(Warning: multi paragraph rambling ahead - probably not NPOV, but definitely not of the "He's the devil incarnate" ilk)
So, Donald has won the US election - and as is often the case with democracy, the gains (in terms of Electors) are disproportionate to the popular vote (not helped by the "Winner Take All" approach of 48 States - according to Wiki, something not originally intended to be the case [back in the 1770s, US political parties hadn't yet emerged], but appeared within 30 years of the Declaration).
It's rather telling that out of the entire electorate, nearly half abstained while there was a 0.1% difference in the number of those voting for him and Hillary - which suggests that a substantial proportion of the population had no faith in either candidate to improve their lives. Added onto which, while the electoral system is heavily stacked against minority parties, over the past few elections they've manade to grow from about 1% of the popular vote to around 2.5%. Of course, even if they did manage to escalate to 10-20% of the vote, as President and Congress are elected separately, there's less chance of a minor party becoming "Kingmaker" and agreeing to vote for a particular Presidential candidate on the understanding they get some of their ideas listened to / policies adopted in Congress.
It's not difficult to see why many were enthused about Donald: he's a popular TV personality who creates the illusion of being a successful self-made businessman (note: illusion), while he wasn't reliant on the Financial Services Industry to fund his campaign, isn't a seasoned politician, and doesn't have much of a filter between his brain and mouth. He authoritatively announces what sound like simple solutions to complex problems, so based on their perception of him through the filter of the media (especially his TV show), think he's trustworthy and is capable of doing what he says. He's not selling policy, he's selling a dream, a vision - apparently of a rose-tinted view of a few decades ago when the US still had a significant manufacturing industry, women generally stayed at home, there were clear divisions between the roles of men and women in society, there was no awareness of LGBTQI (many would probably mistakenly think LGBTQI didn't exist back then) and church was the centre of the community.
Of course, behind the rhetoric and bizzare policy announcements (e.g. The Wall, the ever-evolving approach to immigration restrictions, incarcerating Hillary without due process) seems to lie a fairly mainstream set of domestic policies: increase military spending, reduce social / welfare spending, repeal the PPACA (and produce an alternative some day never), reduce taxes (particularly on the wealthier portions of society), and allow organisations to discriminate against / refuse to serve any demographic their owner's preferred faith doesn't like (probably as long as the faith in question is some variety of conservative Christianity).
He often strikes me as a Theory X manager - he apparently believes he's smarter and knows more than the rest of the population / workforce, so is uniquely qualified to lead them. Conversely, he doesn't seem to cope very well when he doesn't get his own way, and finds diplomacy and tact hard (although not impossible, given his victory speech which was a complete contrast to pretty much everything he'd been quoted on during his campaign).
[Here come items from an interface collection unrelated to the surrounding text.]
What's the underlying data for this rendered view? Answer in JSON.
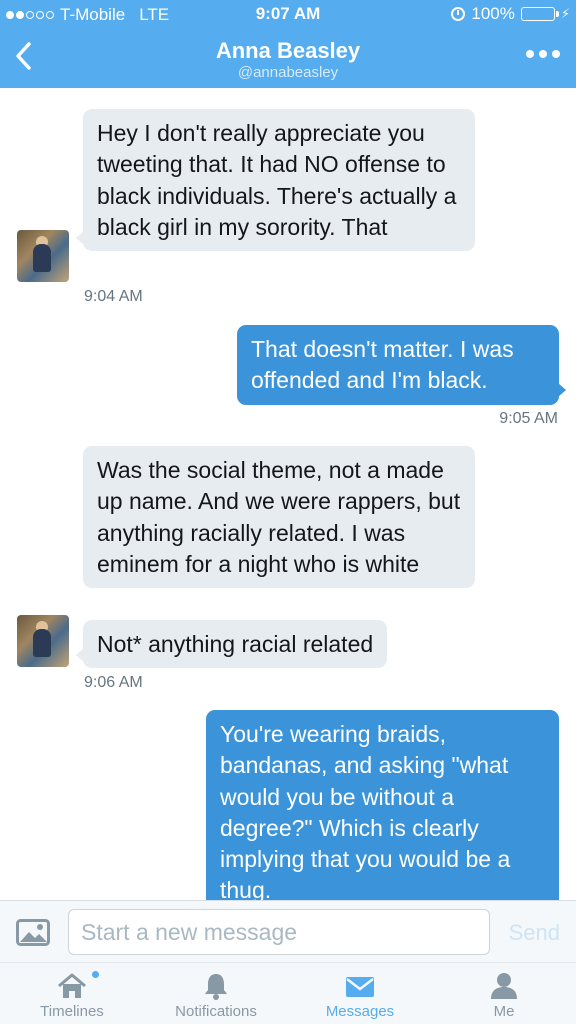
{
  "status_bar": {
    "carrier": "T-Mobile",
    "network": "LTE",
    "time": "9:07 AM",
    "battery": "100%",
    "signal_bars_filled": 2,
    "signal_bars_total": 5
  },
  "header": {
    "name": "Anna Beasley",
    "handle": "@annabeasley",
    "back_icon": "chevron-left-icon",
    "more_icon": "more-dots-icon"
  },
  "messages": [
    {
      "from": "them",
      "text": "Hey I don't really appreciate you tweeting that. It had NO offense to black individuals. There's actually a black girl in my sorority. That",
      "time": "9:04 AM"
    },
    {
      "from": "me",
      "text": "That doesn't matter. I was offended and I'm black.",
      "time": "9:05 AM"
    },
    {
      "from": "them",
      "text": "Was the social theme, not a made up name. And we were rappers, but anything racially related. I was eminem for a night who is white"
    },
    {
      "from": "them",
      "text": "Not* anything racial related",
      "time": "9:06 AM"
    },
    {
      "from": "me",
      "text": "You're wearing braids, bandanas, and asking \"what would you be without a degree?\" Which is clearly implying that you would be a thug."
    }
  ],
  "composer": {
    "placeholder": "Start a new message",
    "send_label": "Send",
    "image_icon": "image-icon"
  },
  "tabs": [
    {
      "label": "Timelines",
      "icon": "home-icon"
    },
    {
      "label": "Notifications",
      "icon": "bell-icon"
    },
    {
      "label": "Messages",
      "icon": "envelope-icon",
      "active": true
    },
    {
      "label": "Me",
      "icon": "person-icon"
    }
  ],
  "colors": {
    "brand": "#55acee",
    "outgoing_bubble": "#3b94d9",
    "incoming_bubble": "#e6ecf0",
    "battery": "#4cd964"
  }
}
While he's suggested some very controversial policies during his campaign, even though he's got a completely Republican Senate and has an opportunity to put a conservative appointment in the Supreme Court (with the possibility of several more over the coming years), hopefully not every Republican politician will feel the need to turn the clock back on social progress, while his immigration and trade policies are likely to face fierce opposition - the US likely buys far too much from China to consider imposing punitive import duties if they don't buy lots of US-made goods and services in return.
In all likelihood, he'll neither be quite the disaster some were predicting, nor anywhere near the beacon of hope and light others were predicting. What will happen in the next few years is anyone's guess, especially as the West's economic recovery is still very fragile and Brexit could have economic consequences across Europe that could potentially ripple further.